CNN's Oren Liebermann is there live -- Oren. OREN LIEBERMANN, CNN CORRESPONDENT: Joe, it's already filling up in

manger square behind me, right next to the Church of the Nativity as we build towards the crescendo of the evening, which is, of course, midnight mass. The square here behind me filling up a few hundred people. There's a long way to go until it's full, but there's, of course, still a long way to go until midnight mass.

All week they were calling for rain today. It is quite the opposite. There are only a few clouds dotting the sky. It's a beautiful day here. It's a festive and joyous occasion. You get that feeling looking down at the square here behind me.


Today won't be just a religious and spiritual celebration. It will also been an economic celebration. We've spoken to terrorism officials who say a lot of hotels in the area are booked and tourism numbers have been up here in Bethlehem all year, up some 15 percent which makes the city happy and everyone around here happy and all of that will add to the occasion here behind us.

As we build into this evening, of course, midnight mass is the highlight and that's what faithful are looking forward to. We're getting there. Although there's stale long way to go as the square fills up behind me. Christmas carols have been playing throughout the day.

And a short time ago, there was a rehearsal of the religious scouts coming through. That's building towards the highlight of this evening -- Joe.

JOHNS: Oren Liebermann in Bethlehem -- thanks for that.

KOSIK: Christmas tradition forced to change in Paris. For the first time in more than 200 years, the city's iconic Notre Dame Cathedral will not celebrate Christmas mass. The cherished landmark nearly destroyed by a huge fire back in April.

CNN's Melissa Bell is live for us in Paris.

And good morning to you, Melissa.

You know, those images of Notre Dame burning really just so memorable even from April. Walk us through what the reconstruction efforts where they are now and when you're hearing from officials when the reconstruction will end.

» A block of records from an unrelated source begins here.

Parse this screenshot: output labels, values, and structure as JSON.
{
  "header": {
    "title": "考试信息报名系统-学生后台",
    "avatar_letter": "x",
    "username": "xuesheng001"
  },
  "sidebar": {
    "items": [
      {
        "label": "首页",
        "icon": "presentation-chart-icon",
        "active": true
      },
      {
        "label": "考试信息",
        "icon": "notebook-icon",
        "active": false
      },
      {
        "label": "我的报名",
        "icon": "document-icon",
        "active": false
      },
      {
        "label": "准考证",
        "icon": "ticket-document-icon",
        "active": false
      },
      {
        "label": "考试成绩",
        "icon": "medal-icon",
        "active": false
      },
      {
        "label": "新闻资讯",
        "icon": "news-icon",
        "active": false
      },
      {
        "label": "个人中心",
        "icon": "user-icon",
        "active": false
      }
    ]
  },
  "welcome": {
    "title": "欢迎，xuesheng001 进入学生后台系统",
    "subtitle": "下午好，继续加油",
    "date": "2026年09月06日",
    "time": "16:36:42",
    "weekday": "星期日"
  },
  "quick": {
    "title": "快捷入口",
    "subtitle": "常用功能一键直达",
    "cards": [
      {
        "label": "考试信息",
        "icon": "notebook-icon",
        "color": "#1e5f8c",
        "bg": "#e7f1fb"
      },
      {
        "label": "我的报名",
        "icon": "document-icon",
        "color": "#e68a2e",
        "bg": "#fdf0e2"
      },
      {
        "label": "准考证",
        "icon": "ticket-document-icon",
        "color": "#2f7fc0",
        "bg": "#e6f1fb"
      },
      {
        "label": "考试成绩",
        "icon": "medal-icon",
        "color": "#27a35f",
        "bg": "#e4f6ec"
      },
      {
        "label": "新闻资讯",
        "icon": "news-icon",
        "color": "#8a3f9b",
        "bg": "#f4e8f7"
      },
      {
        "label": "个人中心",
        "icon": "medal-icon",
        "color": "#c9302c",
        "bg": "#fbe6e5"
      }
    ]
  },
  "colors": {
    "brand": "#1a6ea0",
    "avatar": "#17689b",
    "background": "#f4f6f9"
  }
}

MELISSA BELL, CNN CORRESPONDENT: Alison, remember that in the wake of that fire, you're right, it really captured the world's imagination. They really looked aghast as to what was happening as the flames engulfed this iconic cathedral. The French president has said that they plan to rebuild it within five years.

Now, that is actually looking pretty unlikely. You're right. No Christmas Eve mass here, the first time since the wake of the French Revolution when for a while Notre Dame was turned into a temple of reason. Since 1804 every Christmas Eve mass was held here and not now or any time soon, frankly.

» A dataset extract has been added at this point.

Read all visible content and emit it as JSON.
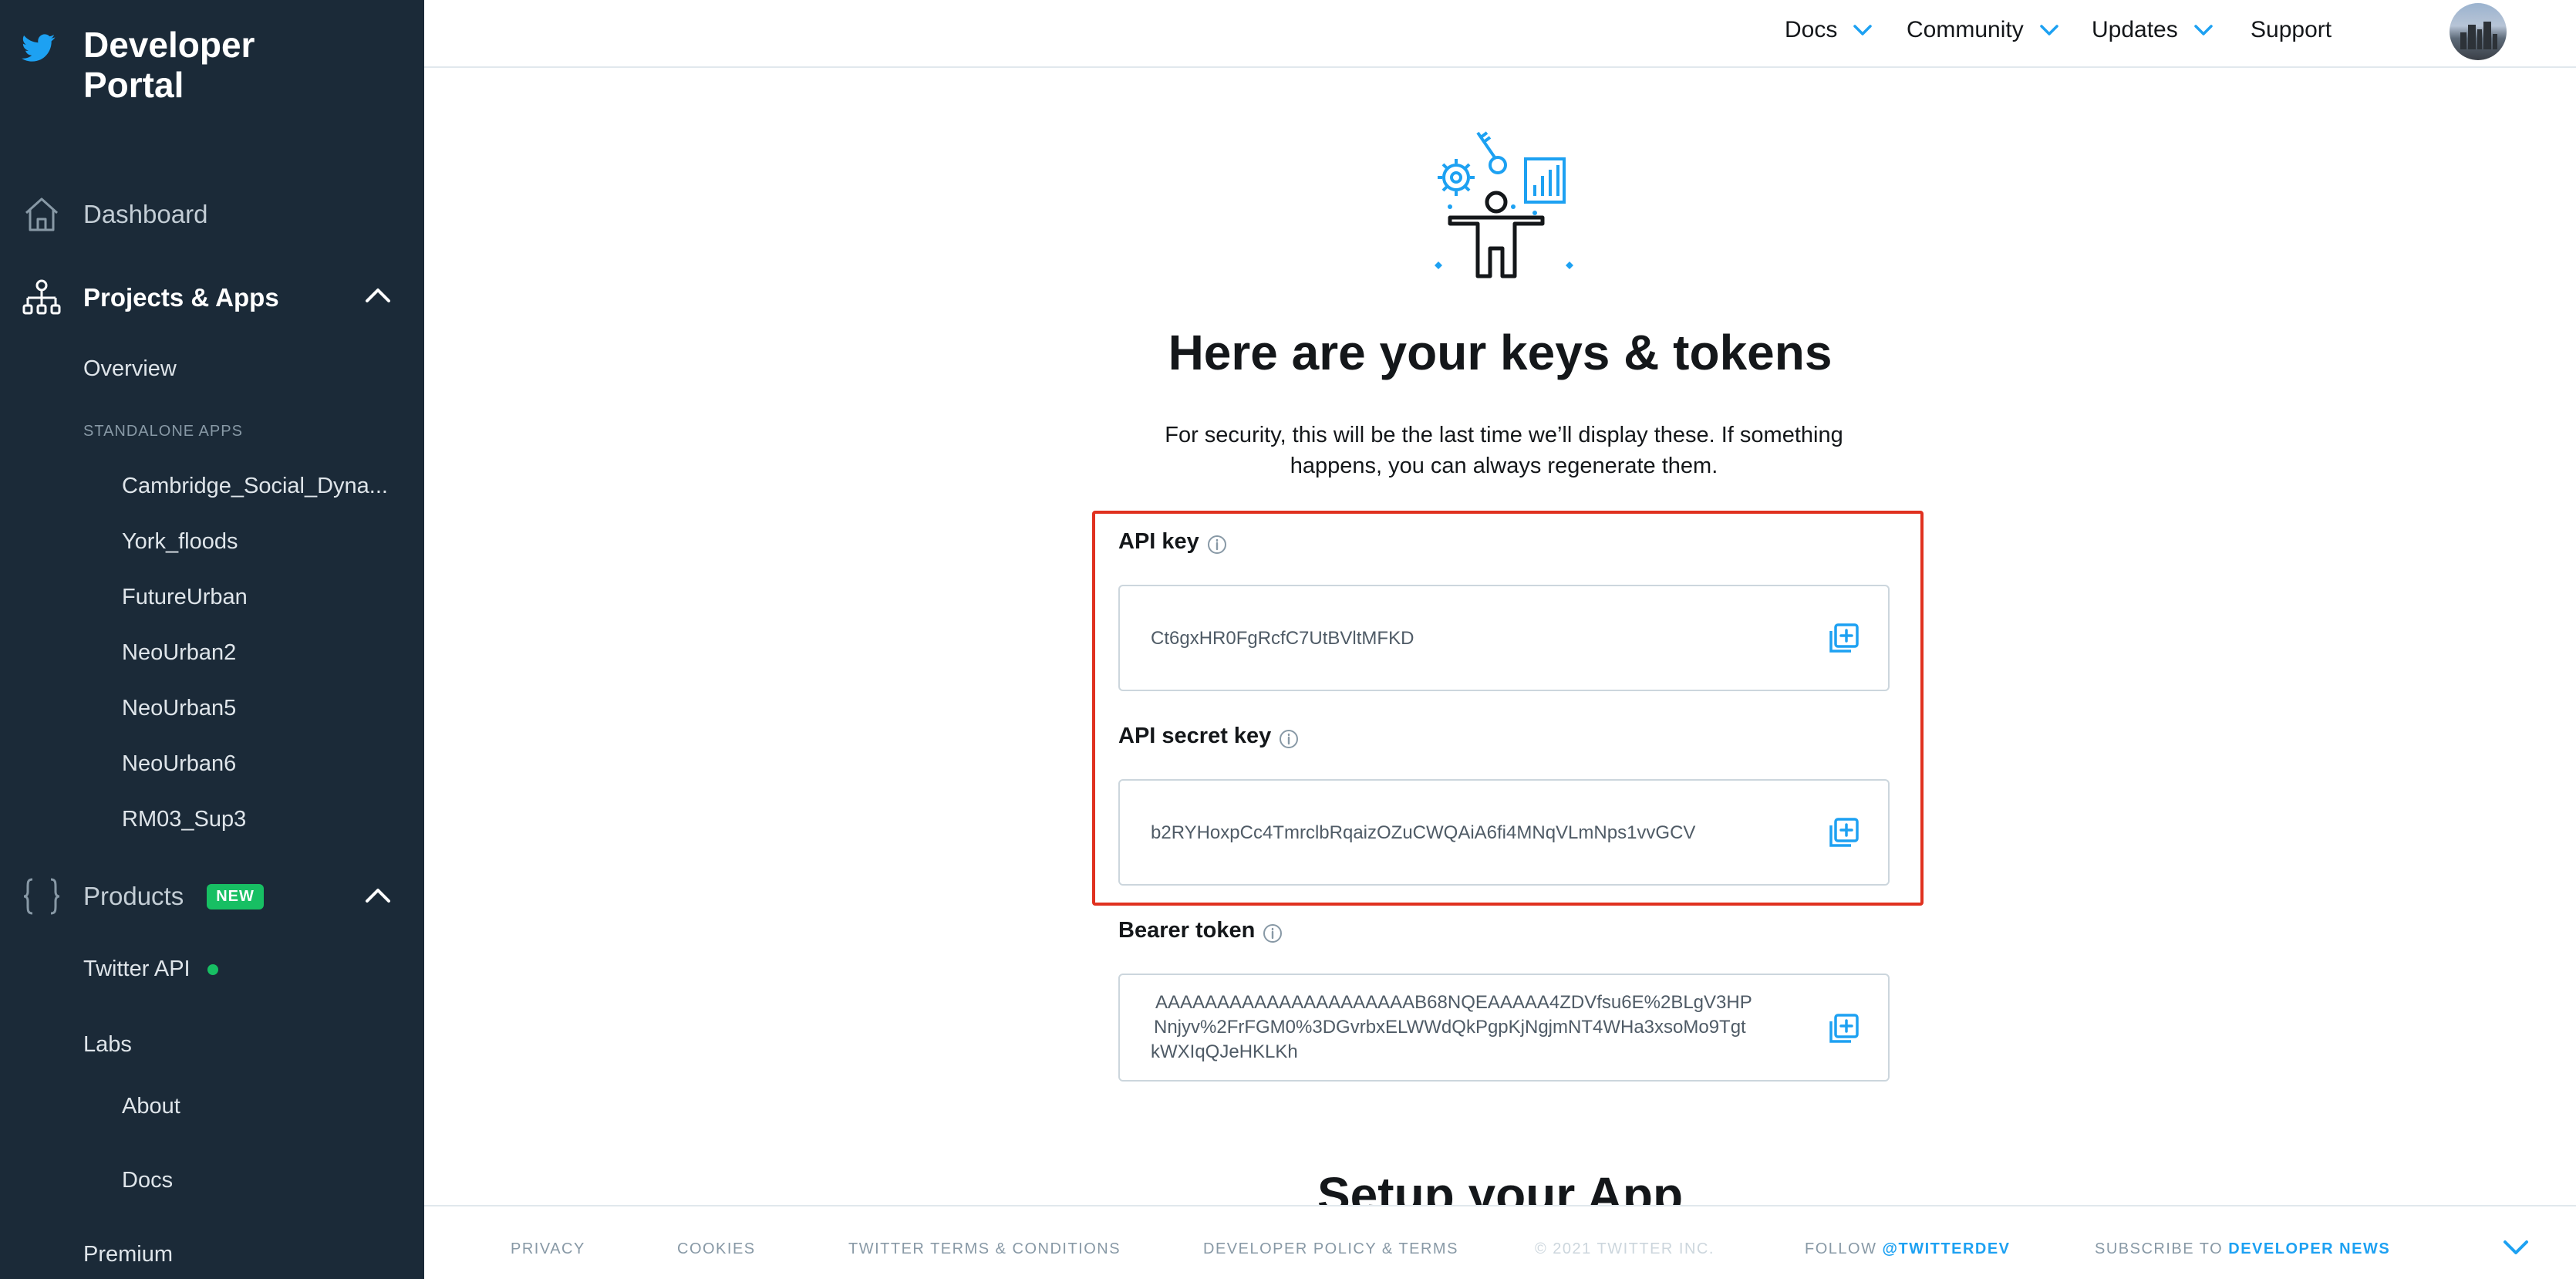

You remember that on the night of that fire, those dramatic moments when the spire on the heart of the nave collapsed. Now, that spire had been being renovated. The scaffolding is still the threatening the structure. And that is why that giant crane has been put there to trying to pull out the bits of metal.

This is what the chaplain of Notre Dame had to tell us yesterday about when the reconstruction itself was likely to start.


FATHER BRICE DE MALHERBE, CHAPLAIN AT NOTRE DAME: Reconstruction will begin in a year's time more or less because the building is still fragile because of the scaffolding that's weighing on the walls.


BELL: So picking out that scaffolding extremely difficult operation. In about a year's time, the actual reconstruction will start. But it's looking very unlikely that there's going to be a Christmas mass any time soon and that five-year deadline is look from here pretty hopeful -- Joe and Alison.

KOSIK: Amazing to see that cathedral now sort of encased in that scaffolding.

Melissa Bell, live for us in Paris, thanks so much.

JOHNS: You know, just recently there was a lot of reporting that the cathedral needed much more work before you could say it was safe, out of the woods and ready to move forward.

KOSIK: And there's the reason why it's going to take so long.

JOHNS: Absolutely.

All right. Back here in the United States. There's the impeachment impasse this morning, Democratic demands and documents for witnesses not moving any Republicans. The standoff will last into 2020.